Moxa also added an environment for developing application software: a ready-to-run software platform based on energy-industry standards "with easy-to-use serial communication technology to significantly reduce system development effort and time," says Liu. "This is particularly helpful for power automation system integrators, as they no longer need to develop the network from the basic hardware layer."

Intel's development environment and processor road map helped Moxa speed new product development by an estimated 30 percent, says Lui. Benefits of using Intel architecture processors are:

• The processor's low-power consumption supports a high working temperature.
• The visibility and availability of Intel processors and chipsets with long life cycle support permit
Moxa to offer a five-year standard product warranty and to "support installations around the world for as long as customers need it."
• The use of Intel architecture processors in Moxa's modular DA-681 and DA-682 (2U rack-mount) units also allows utility operators to swap out modules as needed.

- Edited by Renee Robbins, senior editor
Control Engineering News Desk

 





No comments
The Engineers' Choice Awards highlight some of the best new control, instrumentation and automation products as chosen by...
Each year, a panel of Control Engineering editors and industry expert judges select the System Integrator of the Year Award winners.
The Engineering Leaders Under 40 program identifies and gives recognition to young engineers who...
Learn how to increase device reliability in harsh environments and decrease unplanned system downtime.
This eGuide contains a series of articles and videos that considers theoretical and practical; immediate needs and a look into the future.
Learn how to create value with re-use; gain productivity with lean automation and connectivity, and optimize panel design and construction.
Go deep: Automation tackles offshore oil challenges; Ethernet advice; Wireless robotics; Product exclusives; Digital edition exclusives
Lost in the gray scale? How to get effective HMIs; Best practices: Integrate old and new wireless systems; Smart software, networks; Service provider certifications
Fixing PID: Part 2: Tweaking controller strategy; Machine safety networks; Salary survey and career advice; Smart I/O architecture; Product exclusives
The Ask Control Engineering blog covers all aspects of automation, including motors, drives, sensors, motion control, machine control, and embedded systems.
Look at the basics of industrial wireless technologies, wireless concepts, wireless standards, and wireless best practices with Daniel E. Capano of Diversified Technical Services Inc.
Join this ongoing discussion of machine guarding topics, including solutions assessments, regulatory compliance, gap analysis...
This is a blog from the trenches – written by engineers who are implementing and upgrading control systems every day across every industry.
IMS Research, recently acquired by IHS Inc., is a leading independent supplier of market research and consultancy to the global electronics industry.

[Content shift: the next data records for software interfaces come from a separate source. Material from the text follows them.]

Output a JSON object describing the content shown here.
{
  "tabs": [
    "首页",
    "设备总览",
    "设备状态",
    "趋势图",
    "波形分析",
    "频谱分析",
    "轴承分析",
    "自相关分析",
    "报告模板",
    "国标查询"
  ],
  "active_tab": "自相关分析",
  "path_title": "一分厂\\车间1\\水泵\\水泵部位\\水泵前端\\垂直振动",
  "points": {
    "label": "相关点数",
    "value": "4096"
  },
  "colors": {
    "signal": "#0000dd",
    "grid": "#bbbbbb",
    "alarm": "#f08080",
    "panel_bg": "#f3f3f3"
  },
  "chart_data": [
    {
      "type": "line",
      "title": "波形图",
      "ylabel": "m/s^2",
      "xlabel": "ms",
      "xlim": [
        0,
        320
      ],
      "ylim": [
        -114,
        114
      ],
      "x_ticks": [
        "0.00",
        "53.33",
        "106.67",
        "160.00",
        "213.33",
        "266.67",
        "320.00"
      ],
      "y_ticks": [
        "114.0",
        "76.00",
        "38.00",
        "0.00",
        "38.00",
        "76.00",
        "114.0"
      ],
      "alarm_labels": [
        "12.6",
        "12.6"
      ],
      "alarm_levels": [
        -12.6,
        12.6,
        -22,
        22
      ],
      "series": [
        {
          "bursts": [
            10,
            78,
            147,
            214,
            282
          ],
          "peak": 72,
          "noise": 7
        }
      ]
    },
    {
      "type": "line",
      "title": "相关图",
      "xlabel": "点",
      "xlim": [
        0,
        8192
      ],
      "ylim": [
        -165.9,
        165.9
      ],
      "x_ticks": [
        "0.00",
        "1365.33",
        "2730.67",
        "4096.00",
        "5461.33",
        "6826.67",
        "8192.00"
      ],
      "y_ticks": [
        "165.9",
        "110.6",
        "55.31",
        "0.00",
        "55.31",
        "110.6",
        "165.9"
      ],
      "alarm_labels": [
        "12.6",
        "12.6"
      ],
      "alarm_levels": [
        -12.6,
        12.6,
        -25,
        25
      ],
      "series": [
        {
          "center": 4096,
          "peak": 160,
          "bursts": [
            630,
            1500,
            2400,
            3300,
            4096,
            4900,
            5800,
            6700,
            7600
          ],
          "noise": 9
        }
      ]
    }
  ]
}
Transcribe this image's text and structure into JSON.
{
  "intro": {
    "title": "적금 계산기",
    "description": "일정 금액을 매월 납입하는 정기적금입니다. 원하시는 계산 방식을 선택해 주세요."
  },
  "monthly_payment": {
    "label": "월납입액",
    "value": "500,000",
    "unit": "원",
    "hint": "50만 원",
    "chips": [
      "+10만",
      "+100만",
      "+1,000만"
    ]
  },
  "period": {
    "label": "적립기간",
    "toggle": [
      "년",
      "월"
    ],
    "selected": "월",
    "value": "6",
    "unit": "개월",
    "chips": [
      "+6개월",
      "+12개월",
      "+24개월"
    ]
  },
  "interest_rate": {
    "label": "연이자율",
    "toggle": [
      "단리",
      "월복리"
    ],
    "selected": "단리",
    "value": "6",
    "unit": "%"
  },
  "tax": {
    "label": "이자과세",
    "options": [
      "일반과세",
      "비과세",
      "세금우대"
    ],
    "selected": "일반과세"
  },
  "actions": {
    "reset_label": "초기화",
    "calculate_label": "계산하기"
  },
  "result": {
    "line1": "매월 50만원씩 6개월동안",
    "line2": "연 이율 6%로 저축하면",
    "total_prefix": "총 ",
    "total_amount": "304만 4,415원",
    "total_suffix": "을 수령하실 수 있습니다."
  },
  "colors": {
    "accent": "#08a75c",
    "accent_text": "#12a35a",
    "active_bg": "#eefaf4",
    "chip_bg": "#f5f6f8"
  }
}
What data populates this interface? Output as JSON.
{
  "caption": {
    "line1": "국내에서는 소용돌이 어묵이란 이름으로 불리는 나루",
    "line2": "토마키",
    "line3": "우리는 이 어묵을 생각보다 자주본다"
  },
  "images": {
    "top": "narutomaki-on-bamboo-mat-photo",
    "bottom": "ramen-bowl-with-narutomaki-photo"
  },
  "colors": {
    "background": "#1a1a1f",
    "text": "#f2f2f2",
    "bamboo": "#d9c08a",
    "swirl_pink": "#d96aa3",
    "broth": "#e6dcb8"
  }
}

Find and connect with the most suitable service provider for your unique application. Start searching the Global System Integrator Database Now!

Case Study Database

Case Study Database

Get more exposure for your case study by uploading it to the Control Engineering case study database, where end-users can identify relevant solutions and explore what the experts are doing to effectively implement a variety of technology and productivity related projects.

These case studies provide examples of how knowledgeable solution providers have used technology, processes and people to create effective and successful implementations in real-world situations. Case studies can be completed by filling out a simple online form where you can outline the project title, abstract, and full story in 1500 words or less; upload photos, videos and a logo.

Click here to visit the Case Study Database and upload your case study.